— Record extracts —
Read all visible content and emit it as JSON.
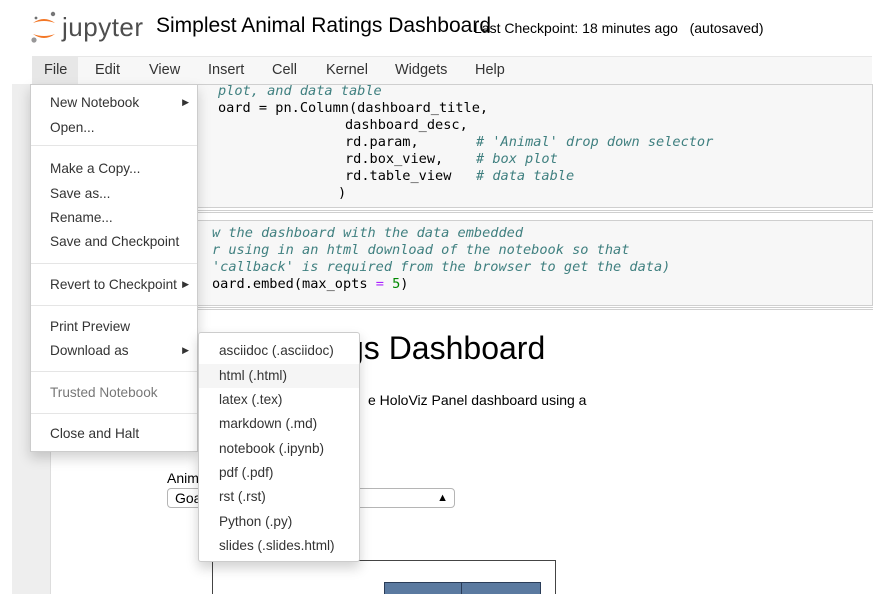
{
  "header": {
    "logo_text": "jupyter",
    "notebook_name": "Simplest Animal Ratings Dashboard",
    "checkpoint": "Last Checkpoint: 18 minutes ago",
    "autosave": "(autosaved)"
  },
  "menubar": {
    "items": [
      "File",
      "Edit",
      "View",
      "Insert",
      "Cell",
      "Kernel",
      "Widgets",
      "Help"
    ]
  },
  "code_cell_1": {
    "lines": [
      {
        "parts": [
          {
            "t": "plot, and data table",
            "c": "cm"
          }
        ]
      },
      {
        "parts": [
          {
            "t": "oard = pn.Column(dashboard_title,",
            "c": ""
          }
        ]
      },
      {
        "parts": [
          {
            "t": "dashboard_desc,",
            "c": ""
          }
        ]
      },
      {
        "parts": [
          {
            "t": "rd.param,",
            "c": ""
          },
          {
            "t": "       # 'Animal' drop down selector",
            "c": "cm"
          }
        ]
      },
      {
        "parts": [
          {
            "t": "rd.box_view,",
            "c": ""
          },
          {
            "t": "    # box plot",
            "c": "cm"
          }
        ]
      },
      {
        "parts": [
          {
            "t": "rd.table_view",
            "c": ""
          },
          {
            "t": "   # data table",
            "c": "cm"
          }
        ]
      },
      {
        "parts": [
          {
            "t": ")",
            "c": ""
          }
        ]
      }
    ]
  },
  "code_cell_2": {
    "lines": [
      {
        "parts": [
          {
            "t": "w the dashboard with the data embedded",
            "c": "cm"
          }
        ]
      },
      {
        "parts": [
          {
            "t": "r using in an html download of the notebook so that",
            "c": "cm"
          }
        ]
      },
      {
        "parts": [
          {
            "t": "'callback' is required from the browser to get the data)",
            "c": "cm"
          }
        ]
      },
      {
        "parts": [
          {
            "t": "oard.embed(max_opts ",
            "c": ""
          },
          {
            "t": "=",
            "c": "op"
          },
          {
            "t": " ",
            "c": ""
          },
          {
            "t": "5",
            "c": "num"
          },
          {
            "t": ")",
            "c": ""
          }
        ]
      }
    ]
  },
  "output": {
    "title": "gs Dashboard",
    "description": "e HoloViz Panel dashboard using a",
    "animal_label": "Anim",
    "animal_select_value": "Goa"
  },
  "file_menu": {
    "items": [
      {
        "label": "New Notebook",
        "submenu": true,
        "disabled": false
      },
      {
        "label": "Open...",
        "submenu": false,
        "disabled": false
      },
      {
        "label": "Make a Copy...",
        "submenu": false,
        "disabled": false
      },
      {
        "label": "Save as...",
        "submenu": false,
        "disabled": false
      },
      {
        "label": "Rename...",
        "submenu": false,
        "disabled": false
      },
      {
        "label": "Save and Checkpoint",
        "submenu": false,
        "disabled": false
      },
      {
        "label": "Revert to Checkpoint",
        "submenu": true,
        "disabled": false
      },
      {
        "label": "Print Preview",
        "submenu": false,
        "disabled": false
      },
      {
        "label": "Download as",
        "submenu": true,
        "disabled": false
      },
      {
        "label": "Trusted Notebook",
        "submenu": false,
        "disabled": true
      },
      {
        "label": "Close and Halt",
        "submenu": false,
        "disabled": false
      }
    ]
  },
  "download_menu": {
    "items": [
      "asciidoc (.asciidoc)",
      "html (.html)",
      "latex (.tex)",
      "markdown (.md)",
      "notebook (.ipynb)",
      "pdf (.pdf)",
      "rst (.rst)",
      "Python (.py)",
      "slides (.slides.html)"
    ],
    "highlighted": "html (.html)"
  },
  "colors": {
    "logo_orange": "#f37726",
    "menubar_bg": "#f7f7f7",
    "comment": "#408080",
    "number": "#008800",
    "box_fill": "#5b7aa0"
  }
}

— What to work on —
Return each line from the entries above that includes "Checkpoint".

— Solution to the problem —
    "checkpoint": "Last Checkpoint: 18 minutes ago",
        "label": "Save and Checkpoint",
        "label": "Revert to Checkpoint",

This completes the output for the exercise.